to want to send them to the Balkans again...
the media seemed intent to divert attention from the real
causes of the conflict as well. The New York Times’ Carlotta
Gall, famous for her outstanding work in glorifying the original
KLA and the Chechen
separatists, continued the tradition on Tuesday with an
with NLA’s racist drivel.
Western news agencies only made a passing
note of KFOR’s arrest of five Albanians, suspected of
the recent bombing that killed 11 Serbs on a bus in Kosovo,
they enthusiastically covered the Hague trial of three Bosnian
Serbs accused of running "death camps" for Muslims,
with the prosecution’s allegations reported
as uncontested facts.
– INDEPENDENT KOSOVO?
specimens even tried to use this crisis to advance their pet
goal of an independent Kosovo. Olivia Ward, the Toronto
Sun’s chief Balkans propagandist, penned a syrupy piece
on Dr. Flora Brovina, a KLA martyr who was recently granted
amnesty and released from prison by the Yugoslav government.
After countless tales of Serbian "atrocities," Dr.

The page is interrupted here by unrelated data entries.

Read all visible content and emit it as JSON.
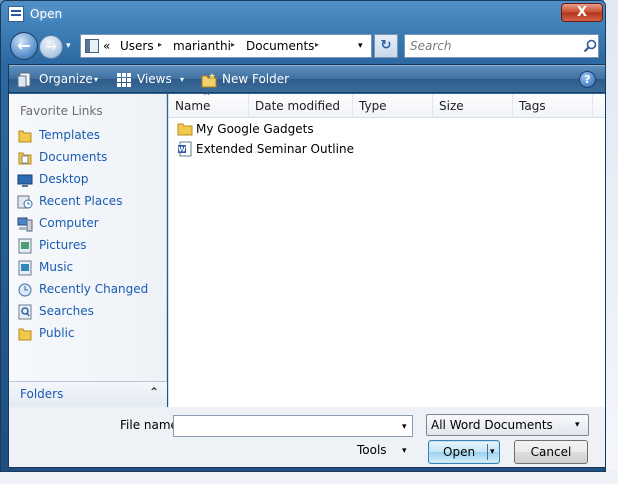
{
  "window": {
    "title": "Open",
    "close_glyph": "X"
  },
  "nav": {
    "back_glyph": "←",
    "forward_glyph": "→",
    "history_dropdown_glyph": "▾",
    "address": {
      "overflow": "«",
      "segments": [
        "Users",
        "marianthi",
        "Documents"
      ],
      "separator": "▸",
      "dropdown_glyph": "▾"
    },
    "refresh_glyph": "↻",
    "search_placeholder": "Search"
  },
  "toolbar": {
    "organize_label": "Organize",
    "views_label": "Views",
    "new_folder_label": "New Folder",
    "dropdown_glyph": "▾",
    "help_glyph": "?"
  },
  "sidebar": {
    "title": "Favorite Links",
    "items": [
      {
        "label": "Templates",
        "icon": "folder-icon"
      },
      {
        "label": "Documents",
        "icon": "documents-icon"
      },
      {
        "label": "Desktop",
        "icon": "desktop-icon"
      },
      {
        "label": "Recent Places",
        "icon": "recent-places-icon"
      },
      {
        "label": "Computer",
        "icon": "computer-icon"
      },
      {
        "label": "Pictures",
        "icon": "pictures-icon"
      },
      {
        "label": "Music",
        "icon": "music-icon"
      },
      {
        "label": "Recently Changed",
        "icon": "recently-changed-icon"
      },
      {
        "label": "Searches",
        "icon": "searches-icon"
      },
      {
        "label": "Public",
        "icon": "folder-icon"
      }
    ],
    "folders_label": "Folders",
    "folders_chevron": "⌃"
  },
  "filelist": {
    "columns": [
      "Name",
      "Date modified",
      "Type",
      "Size",
      "Tags"
    ],
    "sort_caret": "^",
    "rows": [
      {
        "name": "My Google Gadgets",
        "icon": "folder-icon"
      },
      {
        "name": "Extended Seminar Outline",
        "icon": "word-document-icon"
      }
    ]
  },
  "footer": {
    "file_name_label": "File name:",
    "file_name_value": "",
    "file_name_dropdown": "▾",
    "file_type": "All Word Documents",
    "file_type_dropdown": "▾",
    "tools_label": "Tools",
    "tools_dropdown": "▾",
    "open_label": "Open",
    "open_dropdown": "▾",
    "cancel_label": "Cancel"
  },
  "colors": {
    "link_blue": "#1a5cb0",
    "title_bar": "#3d7db6",
    "toolbar": "#3e6f9f"
  }
}
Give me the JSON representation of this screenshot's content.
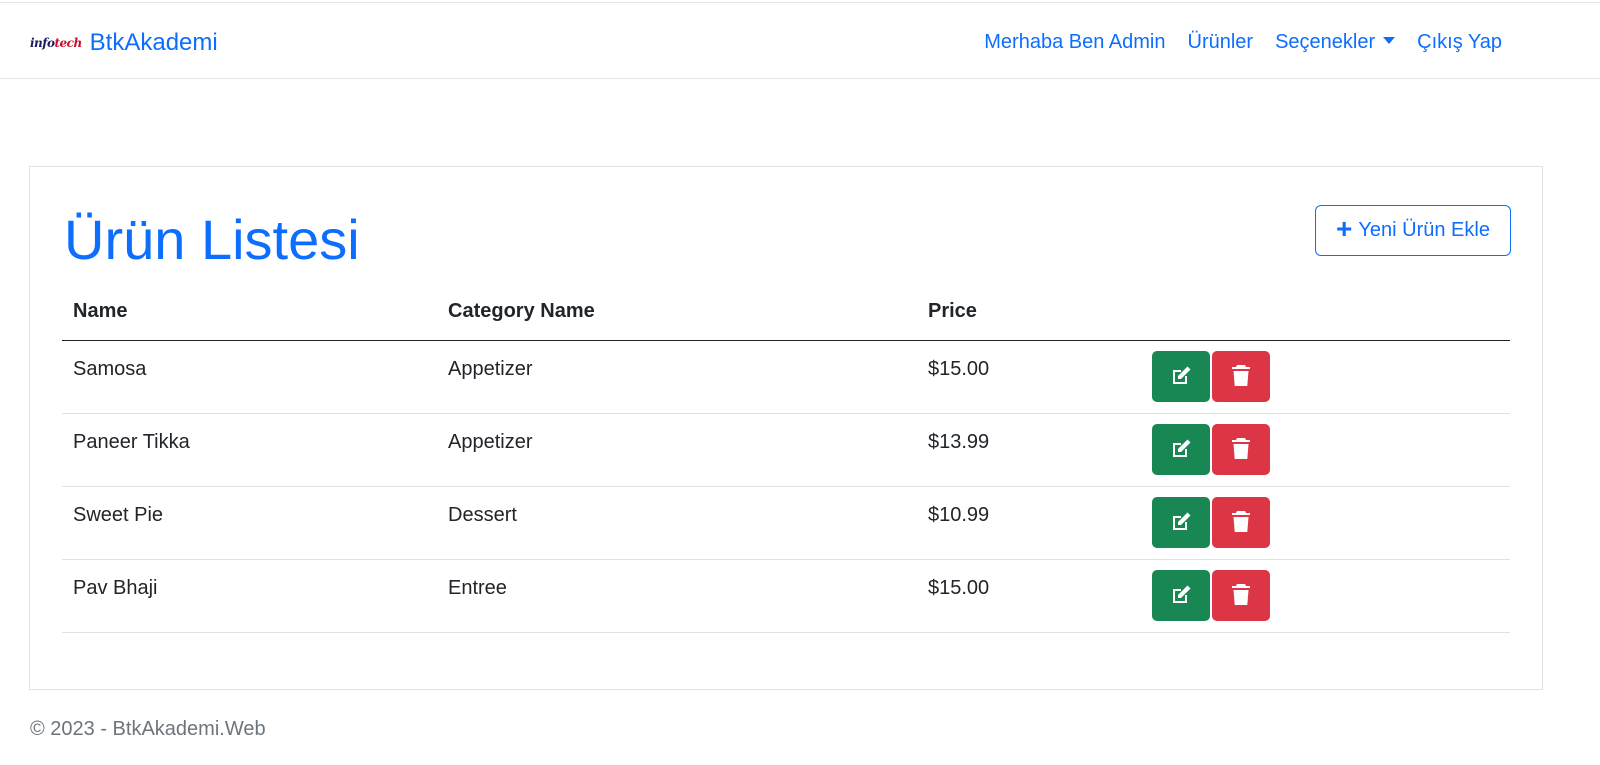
{
  "navbar": {
    "logo_text_1": "info",
    "logo_text_2": "tech",
    "brand": "BtkAkademi",
    "links": {
      "greeting": "Merhaba Ben Admin",
      "products": "Ürünler",
      "options": "Seçenekler",
      "logout": "Çıkış Yap"
    }
  },
  "main": {
    "title": "Ürün Listesi",
    "add_button_label": "Yeni Ürün Ekle",
    "table": {
      "headers": [
        "Name",
        "Category Name",
        "Price",
        ""
      ],
      "rows": [
        {
          "name": "Samosa",
          "category": "Appetizer",
          "price": "$15.00"
        },
        {
          "name": "Paneer Tikka",
          "category": "Appetizer",
          "price": "$13.99"
        },
        {
          "name": "Sweet Pie",
          "category": "Dessert",
          "price": "$10.99"
        },
        {
          "name": "Pav Bhaji",
          "category": "Entree",
          "price": "$15.00"
        }
      ]
    }
  },
  "footer": {
    "text": "© 2023 - BtkAkademi.Web"
  },
  "colors": {
    "primary": "#0d6efd",
    "success": "#198754",
    "danger": "#dc3545",
    "muted": "#6c757d"
  },
  "icons": {
    "edit": "edit-icon",
    "delete": "trash-icon",
    "add": "plus-icon",
    "dropdown": "caret-down-icon"
  }
}
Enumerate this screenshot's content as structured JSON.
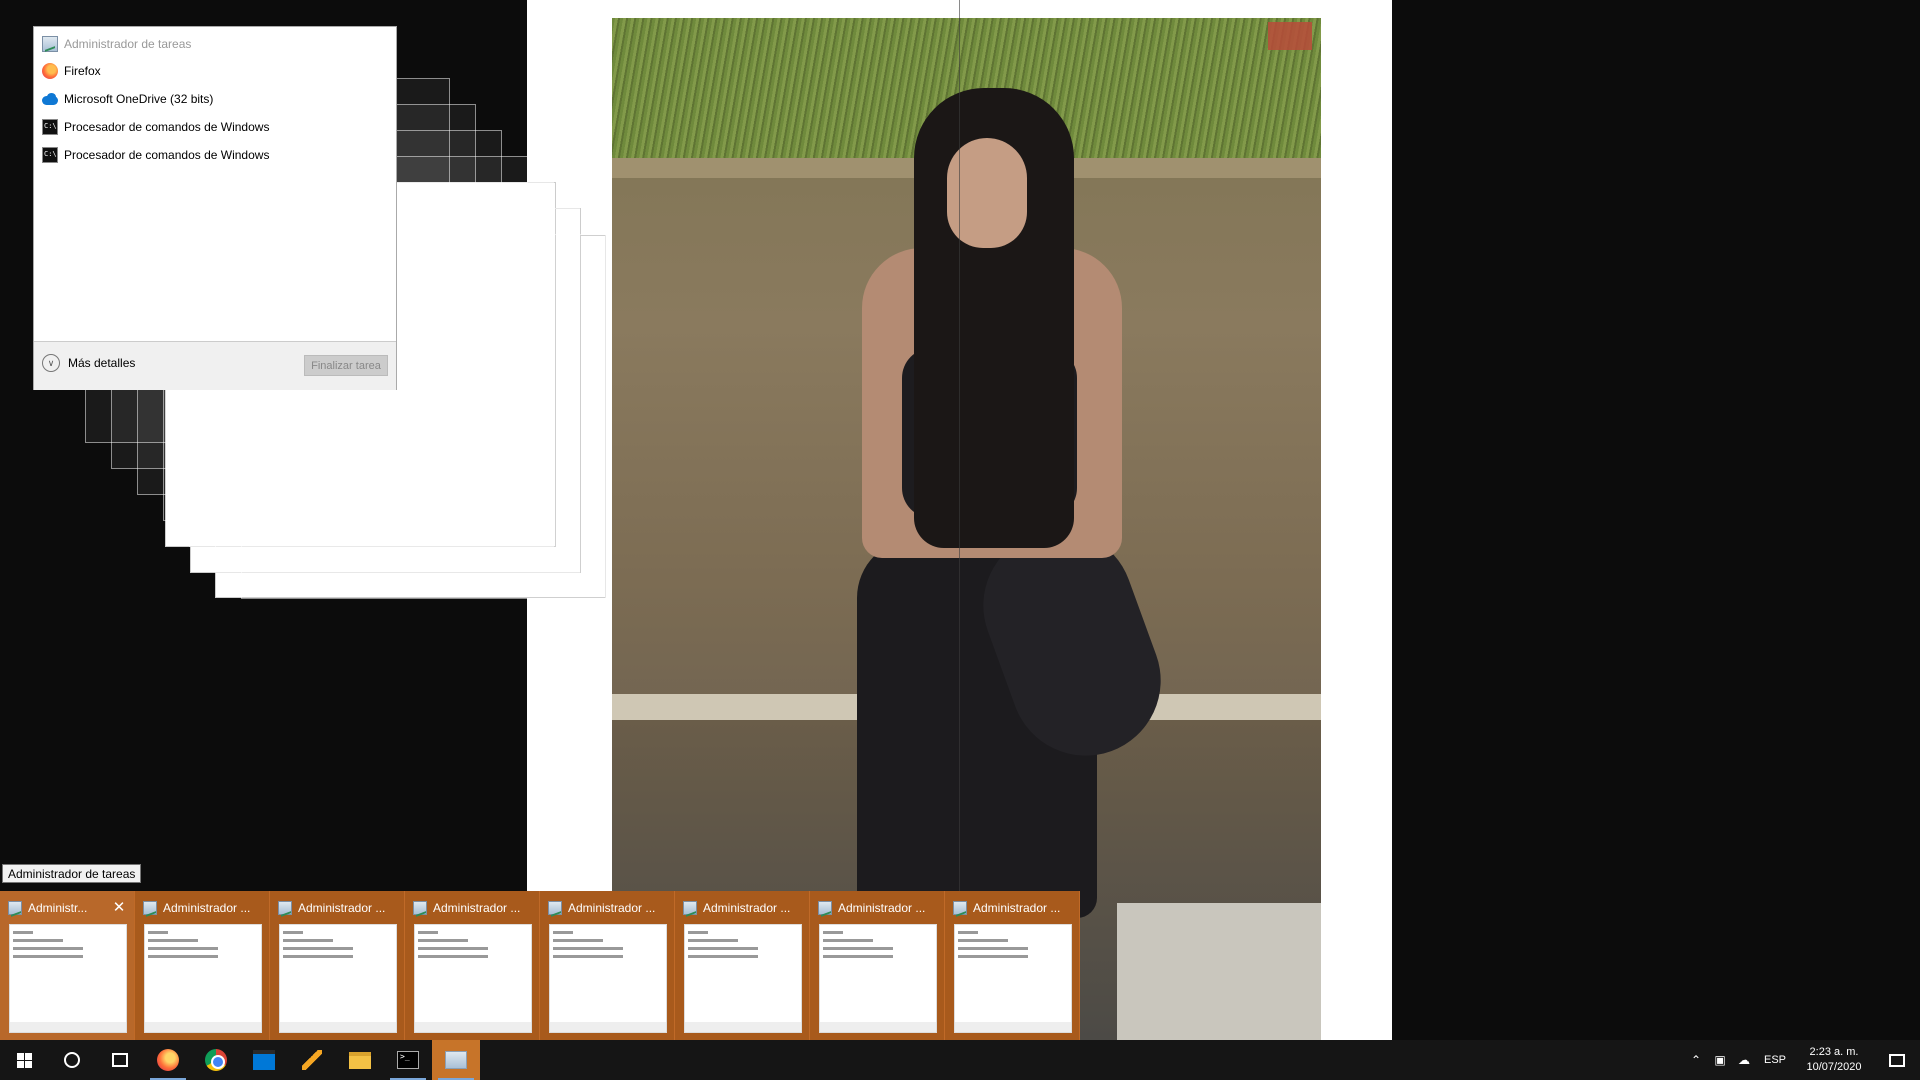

Brovina confided in her old friend that peace would only come
opinion is shared,
unsurprisingly, by former NATO warlord Wesley Clark. In his
Sunday Washington Post op-ed, Clark blamed the conflict
in Macedonia on "real causes" of Albanian discontent,
and "crippling progress towards self-government"
for the "people of Kosovo." Clark is a board member
of the International Crisis
Group, a famously militant NGO that has loudly lobbied
for Kosovo’s independence for years.
have become victims of media manipulation again as well. Newspapers
illustrate reports of fighting in Macedonia with pictures
of fleeing Albanians. Given the numbers of actual Albanian
refugees, that coverage is grossly lopsided. While Reuters
speaks of 2300 Albanians fleeing the fighting to Albania and
1300 to Serbia (yes, Serbia!),
it also cites a figure of 4000 Macedonian refugees
inside the country. Bloomberg news cited
AFP reports of about 1600 in Albania, 480 in Kosovo and
1500 in the rest of Serbia, without giving figures for Macedonians,
and AP does not mention Macedonian refugees at all. "Ethnic
cleansing" must be happening again…
along the way, AFP reported that the Macedonian government
has kept a lid on people’s passions, rejecting citizens volunteering
to fight the militants, and that many Albanians
resented the militants. Amidst the sea of obfuscation,
such commitment to peace and coexistence went largely unnoticed.